Myanmar military torturing detainees to know whereabouts of opponents, says released US journalist
Myanmar's military is using torture to extract information from detainees on the whereabouts of senior opposition members and activist leaders, an American journalist recently released from a Yangon prison told CNN.
Washington: Myanmar's military is using torture to extract information from detainees on the whereabouts of senior opposition members and activist leaders, an American journalist recently released from a Yangon prison told CNN.
The 44-year-old Nathan Maung was detained for over three months in Myanmar before being deported to the United States on June 15. He said that he had endured two weeks in a secretive military-run interrogation center in the country's biggest city Yangon.
Speaking to CNN on Wednesday, Maung described his time in the facility as "hell" and said he prepared himself to die there, believing the soldiers would kill him.
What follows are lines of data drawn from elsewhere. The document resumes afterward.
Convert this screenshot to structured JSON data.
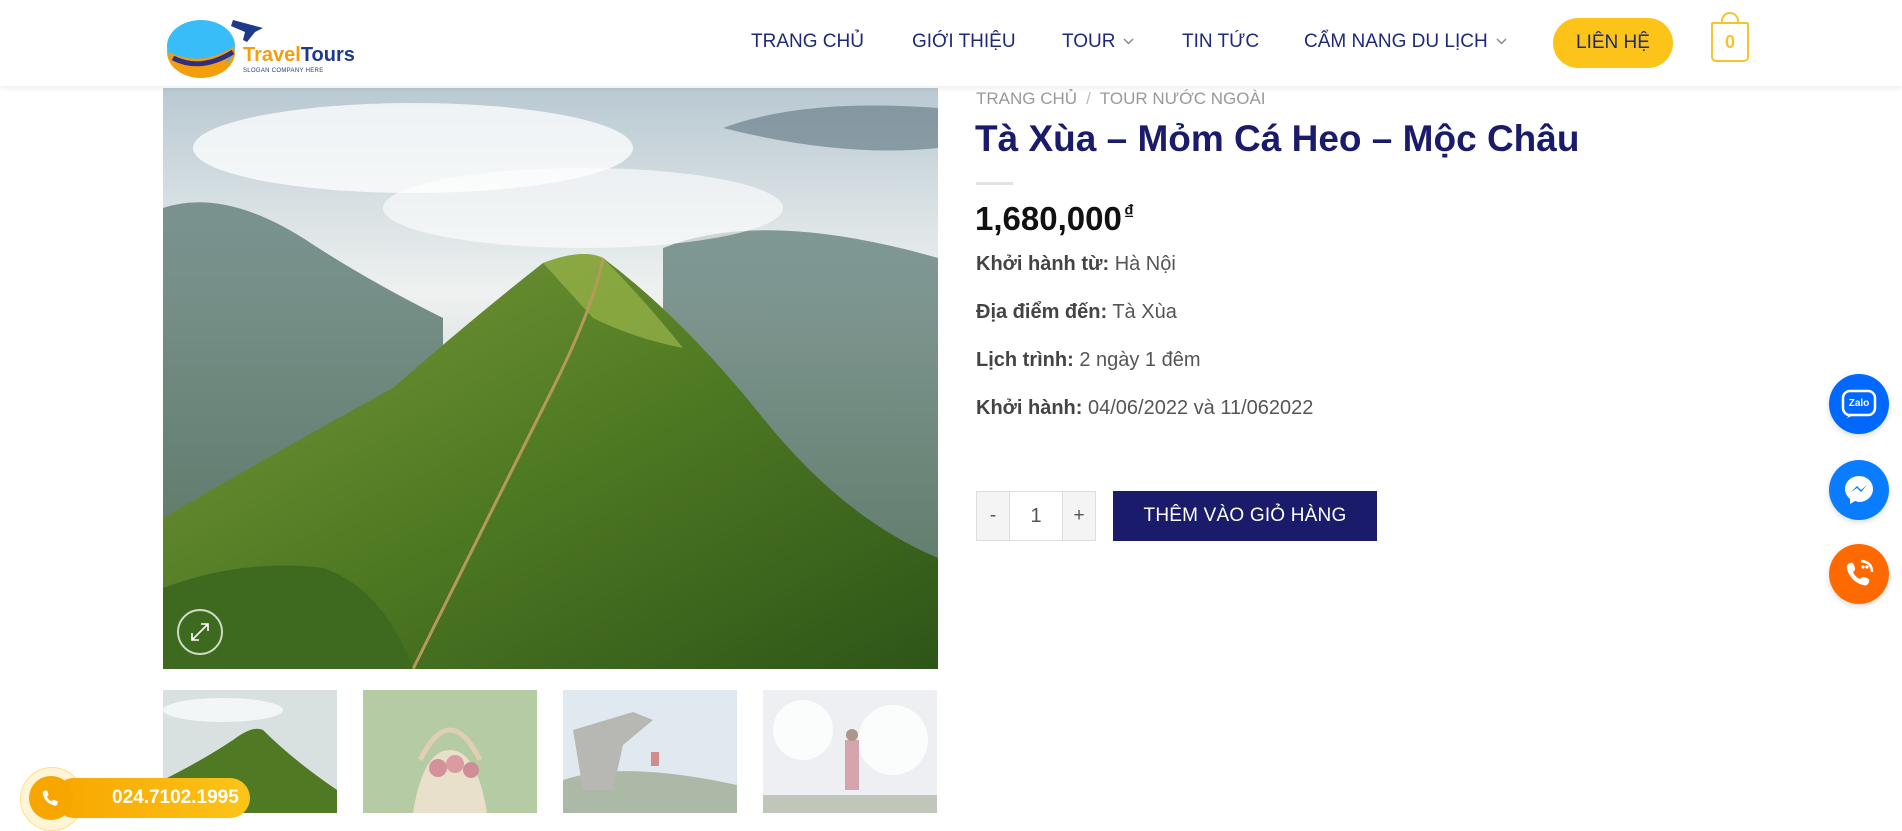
{
  "logo": {
    "name_part1": "Travel",
    "name_part2": "Tours",
    "slogan": "SLOGAN COMPANY HERE"
  },
  "nav": {
    "items": [
      {
        "label": "TRANG CHỦ",
        "dropdown": false
      },
      {
        "label": "GIỚI THIỆU",
        "dropdown": false
      },
      {
        "label": "TOUR",
        "dropdown": true
      },
      {
        "label": "TIN TỨC",
        "dropdown": false
      },
      {
        "label": "CẨM NANG DU LỊCH",
        "dropdown": true
      }
    ],
    "contact_label": "LIÊN HỆ",
    "cart_count": "0"
  },
  "breadcrumb": {
    "home": "TRANG CHỦ",
    "separator": "/",
    "category": "TOUR NƯỚC NGOÀI"
  },
  "product": {
    "title": "Tà Xùa – Mỏm Cá Heo – Mộc Châu",
    "price": "1,680,000",
    "currency": "₫",
    "details": [
      {
        "label": "Khởi hành từ:",
        "value": "Hà Nội"
      },
      {
        "label": "Địa điểm đến:",
        "value": "Tà Xùa"
      },
      {
        "label": "Lịch trình:",
        "value": "2 ngày 1 đêm"
      },
      {
        "label": "Khởi hành:",
        "value": "04/06/2022 và 11/062022"
      }
    ],
    "quantity": "1",
    "qty_minus": "-",
    "qty_plus": "+",
    "add_to_cart_label": "THÊM VÀO GIỎ HÀNG"
  },
  "floating": {
    "zalo_label": "Zalo",
    "hotline": "024.7102.1995"
  },
  "icons": {
    "zoom": "expand-icon",
    "zalo": "zalo-icon",
    "messenger": "messenger-icon",
    "phone": "phone-icon",
    "cart": "cart-icon",
    "chevron": "chevron-down-icon"
  },
  "colors": {
    "primary": "#1b1b6b",
    "accent": "#fcc419",
    "zalo": "#0068ff",
    "messenger": "#0a7cff",
    "phone": "#ff6a00"
  }
}
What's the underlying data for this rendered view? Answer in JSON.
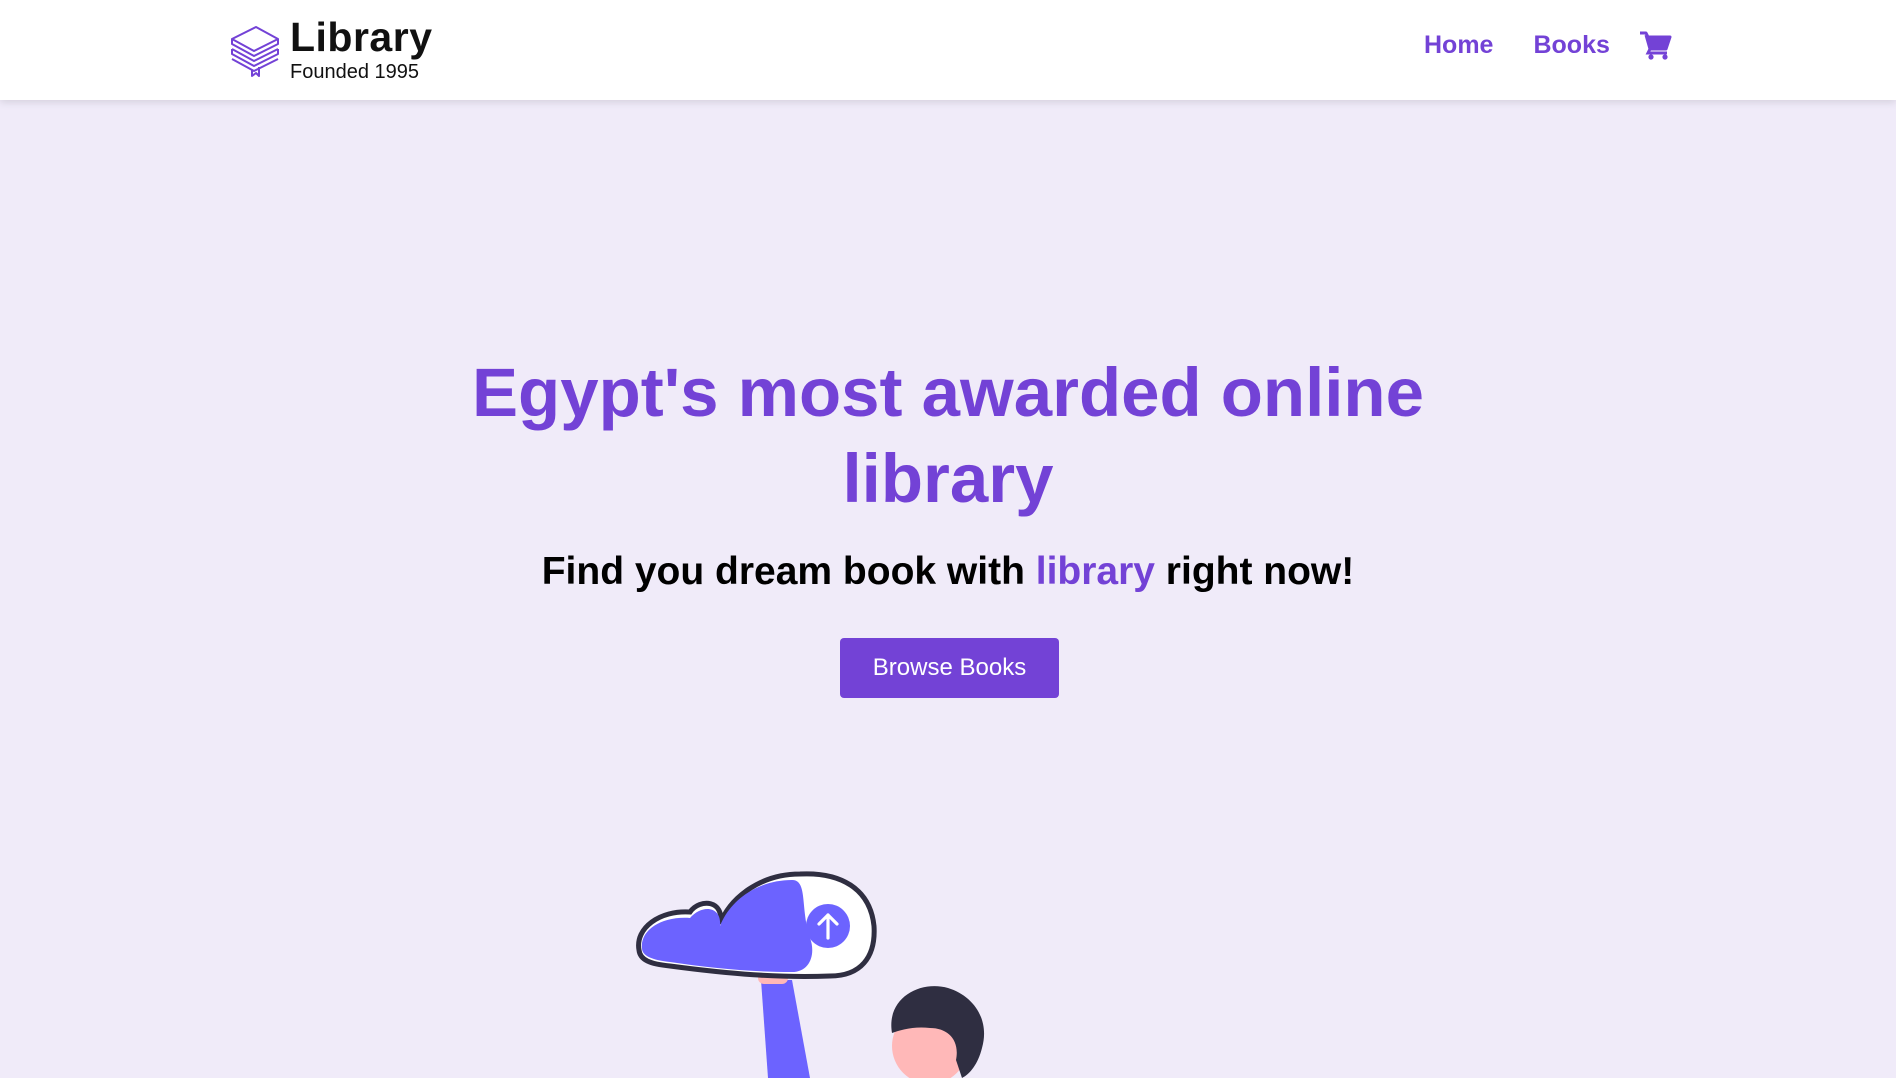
{
  "brand": {
    "title": "Library",
    "subtitle": "Founded 1995",
    "logo_icon": "stacked-books-icon"
  },
  "nav": {
    "links": [
      {
        "label": "Home"
      },
      {
        "label": "Books"
      }
    ],
    "cart_icon": "shopping-cart-icon"
  },
  "hero": {
    "title_line1": "Egypt's most awarded online",
    "title_line2": "library",
    "subtitle_before": "Find you dream book with ",
    "subtitle_accent": "library",
    "subtitle_after": " right now!",
    "button_label": "Browse Books",
    "illustration_icon": "person-uploading-cloud-illustration"
  },
  "colors": {
    "accent": "#7342d6",
    "background": "#f0ebf9",
    "illustration_purple": "#6c63ff",
    "skin": "#ffb8b8",
    "dark": "#2f2e41"
  }
}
He is one of more than 6,200 people arrested since Myanmar's military, led by General Min Aung Hlaing, seized power in a coup on February 1, according to advocacy group Assistance Association for Political Prisoners (AAPP), a rights group that keeps track of political prisoners in Myanmar.
Maung, the co-founder and editor in chief of the Myanmar online news site Kamayut Media, was arrested on March 9 alongside co-founder and news producer Hanthar Nyein, 39, as security forces raided their office.
He said that after he was taken to an interrogation centre, he and Nyein were beaten, denied water for two days and food for three days. They were also handcuffed and blindfolded for nearly the entire two weeks they were there.
"They started with a blindfold and handcuffs and then started questioning. They kicked our face, hands and shoulder, all the time. For every answer, they beat us. Whatever we answered -- whether correctly or incorrectly -- they beat us. For three days, non-stop," he told CNN.
This torture carried on for eight days, during which the detainees would be moved between the houses and cells, said the American journalist. Maung believes the soldiers were pressuring Hanthar Nyein to hand over his phone password, which would give them access to his encrypted communications and phone records with high profile opposition and activist leaders.
However, when the soldiers discovered he was a US citizen, the beatings stopped. "They stopped beating me and started asking questions about why the US government sent me and were giving me US funding, if I was working for the CIA -- those kind of stupid questions. I said no, I'm a journalist, no one gave me money," said Maung.(ANI)